The PPA and RSC appear to play distinct but complementary roles during spatial navigation. The PPA encodes a representation of the local scene that allows it to be remembered and subsequently recognized, while RSC supports mechanisms that allow one to orient oneself within the broader spatial environment and to direct one’s movement towards navigational targets that are not currently visible. Interestingly, this division concords well with recent results from cognitive psychology, which indicate that spatial coding can use two different kinds of representation: viewpoint-specific scene snapshots, and world-centered representations of spatial locations . Since both PPA and RSC respond strongly during passive observation of navigationally-relevant visual stimuli (i.e. scenes), these regions might be conceptualized as supporting distinct processing streams for visually-guided navigation, both of which provide critical inputs to the entorhinal cortex and the hippocampus.

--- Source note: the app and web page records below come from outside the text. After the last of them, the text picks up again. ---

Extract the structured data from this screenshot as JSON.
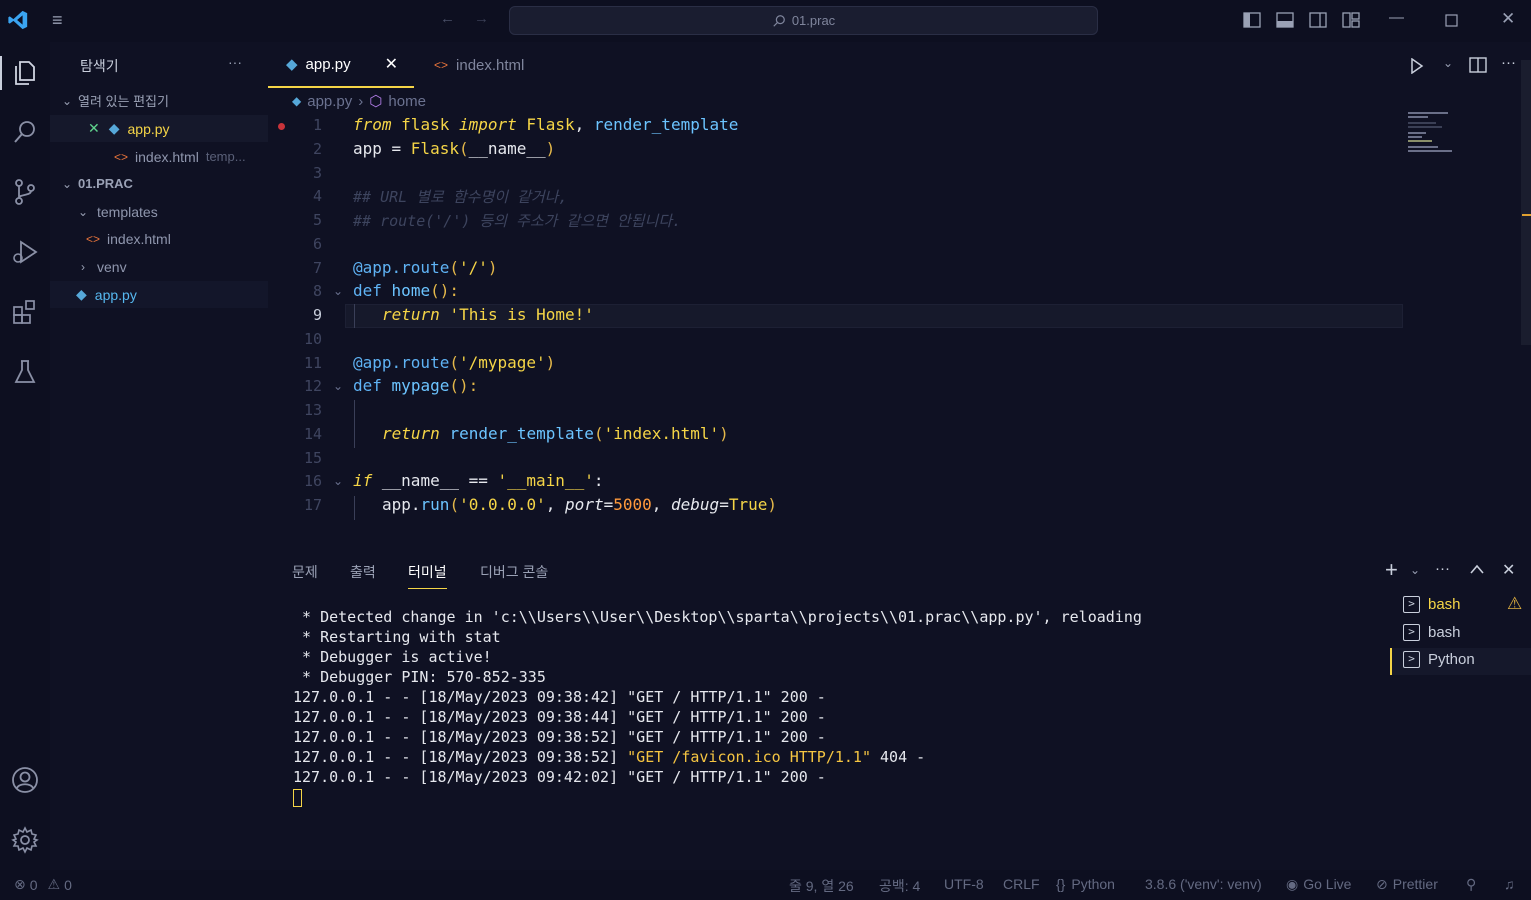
{
  "titlebar": {
    "search_text": "01.prac"
  },
  "activity": [
    "explorer-icon",
    "search-icon",
    "source-control-icon",
    "run-debug-icon",
    "extensions-icon",
    "testing-icon",
    "account-icon",
    "settings-icon"
  ],
  "sidebar": {
    "title": "탐색기",
    "more": "···",
    "open_editors_label": "열려 있는 편집기",
    "open_editors": [
      {
        "name": "app.py",
        "close": "✕"
      },
      {
        "name": "index.html",
        "detail": "temp..."
      }
    ],
    "folder_label": "01.PRAC",
    "tree": [
      {
        "name": "templates",
        "chev": "v"
      },
      {
        "name": "index.html"
      },
      {
        "name": "venv",
        "chev": ">"
      },
      {
        "name": "app.py"
      }
    ]
  },
  "tabs": [
    {
      "label": "app.py",
      "close": "✕"
    },
    {
      "label": "index.html"
    }
  ],
  "breadcrumb": {
    "file": "app.py",
    "sep": "›",
    "symbol": "home"
  },
  "line_numbers": [
    "1",
    "2",
    "3",
    "4",
    "5",
    "6",
    "7",
    "8",
    "9",
    "10",
    "11",
    "12",
    "13",
    "14",
    "15",
    "16",
    "17"
  ],
  "code": {
    "l1": {
      "from": "from",
      "mod": "flask",
      "imp": "import",
      "c1": "Flask",
      "comma": ",",
      "c2": "render_template"
    },
    "l2": {
      "a": "app = ",
      "f": "Flask",
      "p1": "(",
      "n": "__name__",
      "p2": ")"
    },
    "l4": "## URL 별로 함수명이 같거나,",
    "l5": "## route('/') 등의 주소가 같으면 안됩니다.",
    "l7": {
      "dec": "@app.route",
      "p1": "(",
      "s": "'/'",
      "p2": ")"
    },
    "l8": {
      "def": "def",
      "name": "home",
      "paren": "():"
    },
    "l9": {
      "ret": "return",
      "s": "'This is Home!'"
    },
    "l11": {
      "dec": "@app.route",
      "p1": "(",
      "s": "'/mypage'",
      "p2": ")"
    },
    "l12": {
      "def": "def",
      "name": "mypage",
      "paren": "():"
    },
    "l14": {
      "ret": "return",
      "fn": "render_template",
      "p1": "(",
      "s": "'index.html'",
      "p2": ")"
    },
    "l16": {
      "if": "if",
      "n": "__name__",
      "eq": " == ",
      "s": "'__main__'",
      "colon": ":"
    },
    "l17": {
      "a": "app.",
      "fn": "run",
      "p1": "(",
      "s": "'0.0.0.0'",
      "c1": ", ",
      "port": "port",
      "eq1": "=",
      "num": "5000",
      "c2": ", ",
      "debug": "debug",
      "eq2": "=",
      "t": "True",
      "p2": ")"
    }
  },
  "panel": {
    "tabs": [
      "문제",
      "출력",
      "터미널",
      "디버그 콘솔"
    ],
    "active_tab": "터미널",
    "terminal_lines": [
      " * Detected change in 'c:\\\\Users\\\\User\\\\Desktop\\\\sparta\\\\projects\\\\01.prac\\\\app.py', reloading",
      " * Restarting with stat",
      " * Debugger is active!",
      " * Debugger PIN: 570-852-335",
      "127.0.0.1 - - [18/May/2023 09:38:42] \"GET / HTTP/1.1\" 200 -",
      "127.0.0.1 - - [18/May/2023 09:38:44] \"GET / HTTP/1.1\" 200 -",
      "127.0.0.1 - - [18/May/2023 09:38:52] \"GET / HTTP/1.1\" 200 -"
    ],
    "line_404": {
      "pre": "127.0.0.1 - - [18/May/2023 09:38:52] ",
      "req": "\"GET /favicon.ico HTTP/1.1\"",
      "post": " 404 -"
    },
    "line_last": "127.0.0.1 - - [18/May/2023 09:42:02] \"GET / HTTP/1.1\" 200 -",
    "terminals": [
      "bash",
      "bash",
      "Python"
    ],
    "warning_icon": "⚠"
  },
  "status": {
    "errors": "0",
    "warnings": "0",
    "position": "줄 9, 열 26",
    "spaces": "공백: 4",
    "encoding": "UTF-8",
    "eol": "CRLF",
    "language": "Python",
    "interpreter": "3.8.6 ('venv': venv)",
    "golive": "Go Live",
    "prettier": "Prettier"
  },
  "colors": {
    "accent": "#f5d547",
    "background": "#0f1123",
    "bars": "#0d0f20"
  }
}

Although speculative, I hypothesize that these two input streams might be optimized for two different navigational situations. When we are lost and need to re-establish our general location, scene recognition mechanisms in the PPA are likely to be critical, potentially allowing the correct “map” to be selected in the hippocampus. Furthermore, when traveling through an unfamiliar environment, scene representations in the PPA might provide the building blocks out of which a larger topographical representation can be formed. Orientation mechanisms in RSC, on the other hand, might come into play once we know approximately where we are, by allowing us to specify directions to navigational goals . These two processing streams would work in concert with a number of other neural mechanisms not described here, such as path integration mechanisms [90–92], and mechanisms for establishing head direction by reference to distal landmarks [2,93]. Future studies should relate these mechanisms more closely to spatial codes delineated by cognitive psychology and explore how they might support both spatial and nonspatial memory.